Exactly as written, please repeat the data that follows, but not the pictures.

RECORDED DATA section start

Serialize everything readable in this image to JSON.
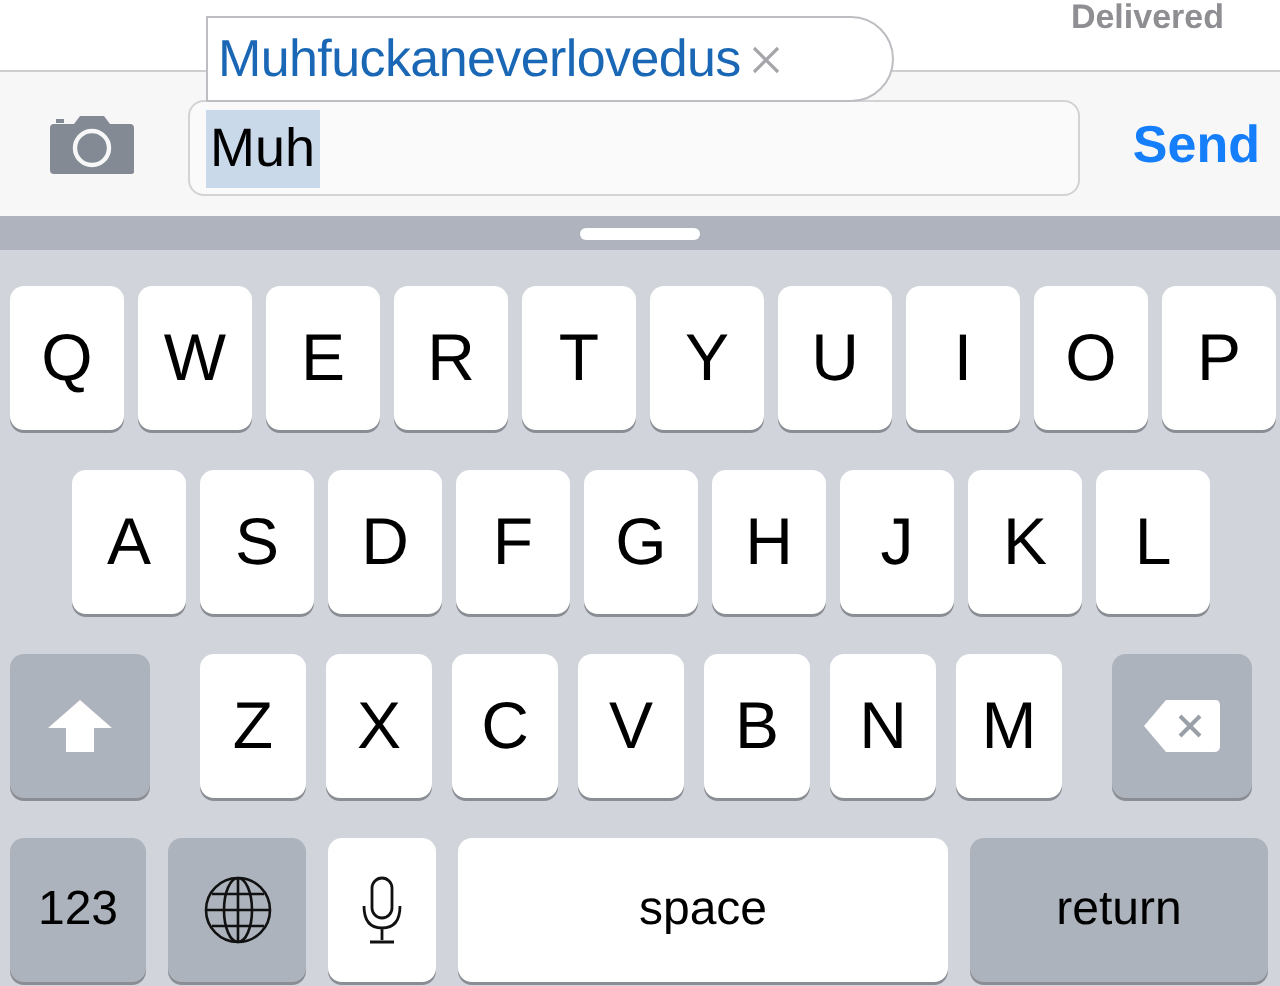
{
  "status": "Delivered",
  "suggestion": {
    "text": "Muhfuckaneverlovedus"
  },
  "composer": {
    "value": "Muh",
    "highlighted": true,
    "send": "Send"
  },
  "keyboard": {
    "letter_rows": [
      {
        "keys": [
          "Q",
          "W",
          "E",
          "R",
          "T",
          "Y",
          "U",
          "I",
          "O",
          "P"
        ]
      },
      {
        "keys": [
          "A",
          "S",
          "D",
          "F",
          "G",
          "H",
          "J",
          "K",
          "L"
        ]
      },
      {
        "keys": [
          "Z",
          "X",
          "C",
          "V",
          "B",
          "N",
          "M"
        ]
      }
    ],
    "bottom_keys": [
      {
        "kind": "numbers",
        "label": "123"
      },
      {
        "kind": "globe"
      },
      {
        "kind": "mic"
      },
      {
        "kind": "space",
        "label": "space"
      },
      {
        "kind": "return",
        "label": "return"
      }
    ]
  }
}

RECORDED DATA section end

ANSWER TO THIS EXERCISE:
Serialize everything readable in this image to JSON.
{
  "status": "Delivered",
  "suggestion": {
    "text": "Muhfuckaneverlovedus"
  },
  "composer": {
    "value": "Muh",
    "highlighted": true,
    "send": "Send"
  },
  "keyboard": {
    "letter_rows": [
      {
        "keys": [
          "Q",
          "W",
          "E",
          "R",
          "T",
          "Y",
          "U",
          "I",
          "O",
          "P"
        ]
      },
      {
        "keys": [
          "A",
          "S",
          "D",
          "F",
          "G",
          "H",
          "J",
          "K",
          "L"
        ]
      },
      {
        "keys": [
          "Z",
          "X",
          "C",
          "V",
          "B",
          "N",
          "M"
        ]
      }
    ],
    "bottom_keys": [
      {
        "kind": "numbers",
        "label": "123"
      },
      {
        "kind": "globe"
      },
      {
        "kind": "mic"
      },
      {
        "kind": "space",
        "label": "space"
      },
      {
        "kind": "return",
        "label": "return"
      }
    ]
  }
}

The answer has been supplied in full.